Obstruction by Wearing a Disguise
Chapter 843 of the Florida State Statutes deals with obstructions of justice. There are many different ways to obstruct justice such as resisting an officer by running away or punching them, sneaking tools into a jail, pretending to be a police officer or having a police badge, or escaping from jail.
Florida Statute 843.03 seeks to prevent individuals from disguising themselves to prevent law enforcement officers from doing their job. For example, a person fleeing law enforcement who puts on a wig and mustache would be violating this statute. Just putting on articles of clothing would not be violating this statute because some articles of clothing do not change the appearance of the person so they are unrecognizable visually. See Hartley v. State. The putting on of clothes or other objects has to rise to the level of changing the appearance. Furthermore, giving a fake name and date of birth is not a violation of this statute because that is not changing the visual appearance of the person. See Faith v. State.
The obstruction must be done towards an officer and not just anyone. This statute says any officer as defined in Statute 832.01 which references Florida Statute 943.10. An officer is any law enforcement officer, correctional officer, correctional probation officer, part-time law enforcement officer, auxiliary law enforcement officer, or auxiliary corrections officer.
What the State Prosecutor has to Prove to Convict a Defendant of This Crime

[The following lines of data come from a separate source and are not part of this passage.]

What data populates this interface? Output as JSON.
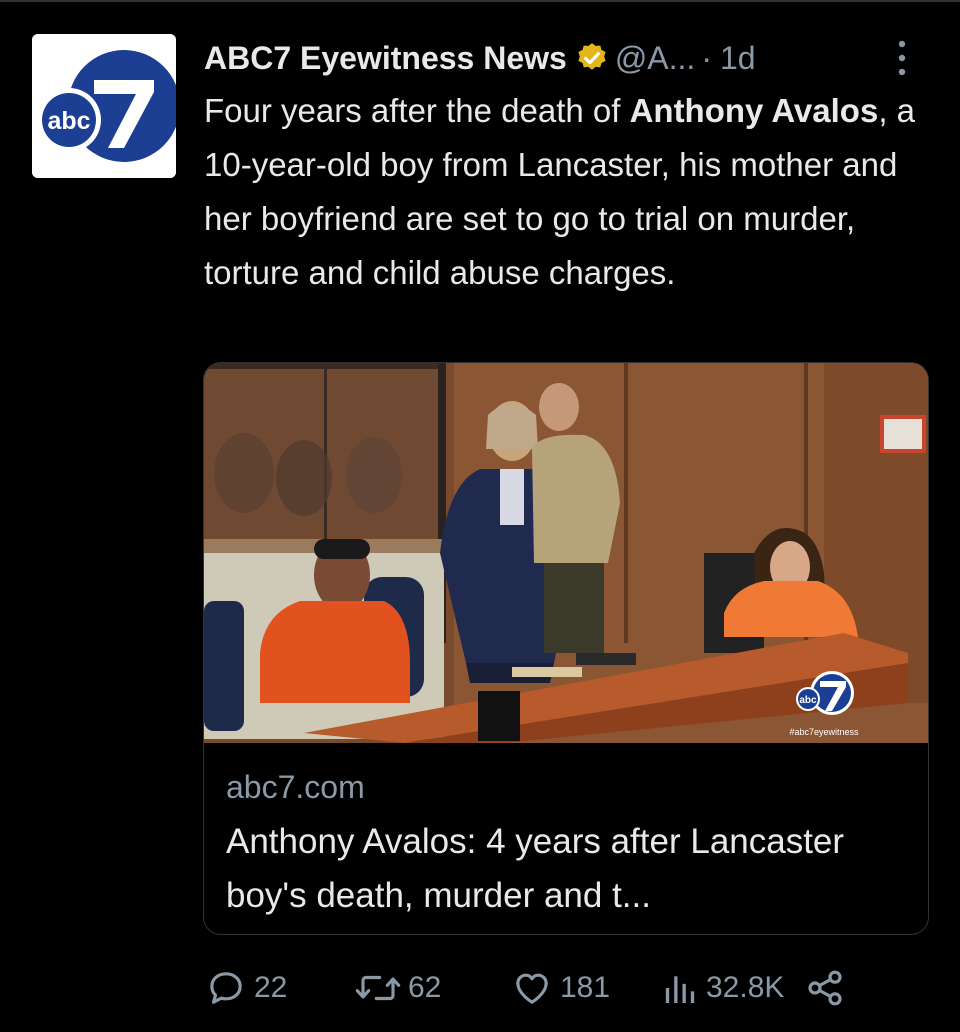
{
  "tweet": {
    "author_name": "ABC7 Eyewitness News",
    "handle": "@A...",
    "separator": "·",
    "time": "1d",
    "text_parts": {
      "p1": "Four years after the death of ",
      "p2": "Anthony Avalos",
      "p3": ", a 10-year-old boy from Lancaster, his mother and her boyfriend are set to go to trial on murder, torture and child abuse charges."
    }
  },
  "avatar": {
    "logo_text": "abc",
    "logo_number": "7"
  },
  "card": {
    "domain": "abc7.com",
    "title": "Anthony Avalos: 4 years after Lancaster boy's death, murder and t...",
    "image_watermark_hashtag": "#abc7eyewitness",
    "image_watermark_logo": "abc"
  },
  "actions": {
    "replies": "22",
    "retweets": "62",
    "likes": "181",
    "views": "32.8K"
  },
  "icons": {
    "verified": "verified-badge-icon",
    "more": "more-dots-icon",
    "reply": "reply-bubble-icon",
    "retweet": "retweet-icon",
    "like": "heart-icon",
    "views": "views-bar-chart-icon",
    "share": "share-icon"
  },
  "colors": {
    "background": "#000000",
    "text_primary": "#e7e9ea",
    "text_secondary": "#8b98a5",
    "verified_gold": "#e2b719",
    "abc_blue": "#1c3f94",
    "border": "#2f3336"
  }
}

The state has to prove beyond a reasonable doubt:
- The defendant disguised himself;
- By the disguise, defendant intended to:
- Obstruct the due execution of the law; or

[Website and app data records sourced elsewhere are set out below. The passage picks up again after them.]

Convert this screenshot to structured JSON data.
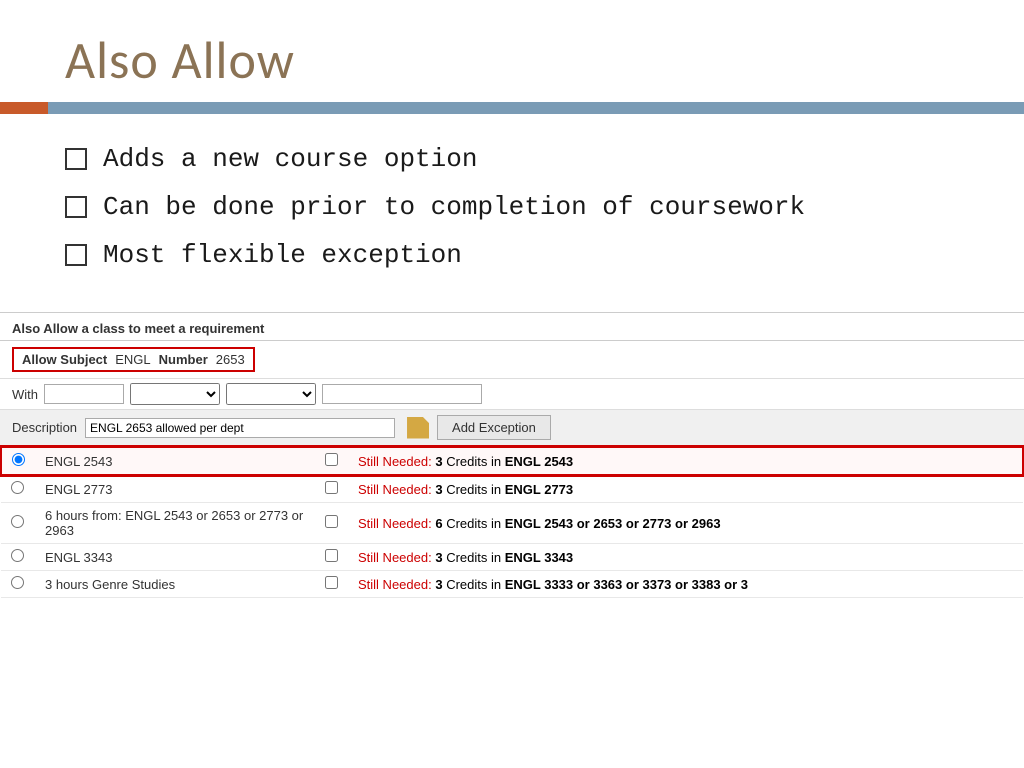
{
  "header": {
    "title": "Also Allow"
  },
  "bullets": [
    {
      "text": "Adds a new course option"
    },
    {
      "text": "Can be done prior to completion of coursework"
    },
    {
      "text": "Most flexible exception"
    }
  ],
  "form": {
    "panel_title": "Also Allow a class to meet a requirement",
    "allow_subject_label": "Allow Subject",
    "allow_subject_value": "ENGL",
    "number_label": "Number",
    "number_value": "2653",
    "with_label": "With",
    "description_label": "Description",
    "description_value": "ENGL 2653 allowed per dept",
    "add_exception_label": "Add Exception"
  },
  "requirements": [
    {
      "selected": true,
      "course": "ENGL 2543",
      "still_needed": "Still Needed:",
      "credits": "3",
      "credits_text": "Credits in",
      "course_bold": "ENGL 2543",
      "highlighted": true
    },
    {
      "selected": false,
      "course": "ENGL 2773",
      "still_needed": "Still Needed:",
      "credits": "3",
      "credits_text": "Credits in",
      "course_bold": "ENGL 2773",
      "highlighted": false
    },
    {
      "selected": false,
      "course": "6 hours from: ENGL 2543 or 2653 or 2773 or 2963",
      "still_needed": "Still Needed:",
      "credits": "6",
      "credits_text": "Credits in",
      "course_bold": "ENGL 2543 or 2653 or 2773 or 2963",
      "highlighted": false
    },
    {
      "selected": false,
      "course": "ENGL 3343",
      "still_needed": "Still Needed:",
      "credits": "3",
      "credits_text": "Credits in",
      "course_bold": "ENGL 3343",
      "highlighted": false
    },
    {
      "selected": false,
      "course": "3 hours Genre Studies",
      "still_needed": "Still Needed:",
      "credits": "3",
      "credits_text": "Credits in",
      "course_bold": "ENGL 3333 or 3363 or 3373 or 3383 or 3",
      "highlighted": false
    }
  ]
}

- Intimidate, hinder, or interrupt the officer which the defendant knew or should have known was a law enforcement officer; and
- The officer was engaged in the legal performance of his duties or the exercise of his rights under the constitution or laws of this state.
A disguise is the changing of appearance such as clothing or hair. This is like in the movies where a person puts on a wig, mustache, glasses, and changes clothes. They are trying to make themselves visually look like another person. If the person just changes clothes after a robbery, it could be argued that they are not attempting to disguise themselves but dressing normally.
These cases can be defended. The facts are key to determining if this crime was committed or not. Did the defendant have another good reason to change his appearance? Was the defendant’s appearance really changed? Was it cold out and they decided to put on more clothes or was it warm outside and they decided to take off clothes?
Anyone who commits this crime will be guilty of a first-degree misdemeanor which can be punished up to 365 days in jail and a $1,000 fine.
Contact the Law Office of Roger P. Foley, P.A.
If you have been arrested and charged with this crime, call our law offices. We can schedule a 5 minute free consultation to meet with you. We want to hear your side of the story and discuss the facts of the case with you. The facts you give us are very important because we will use them to create a defense strategy. We will investigate your case by finding out what evidence the prosecutor has and by taking depositions of the police officers to find out what they observed. All this information will help us negotiate with the prosecutor about your case. If the prosecutor does not agree with our negotiation proposals, we can argue your case to the judge or even jury. Know that we will represent you aggressively at whatever stage your case is at. Call today so we can start working for you.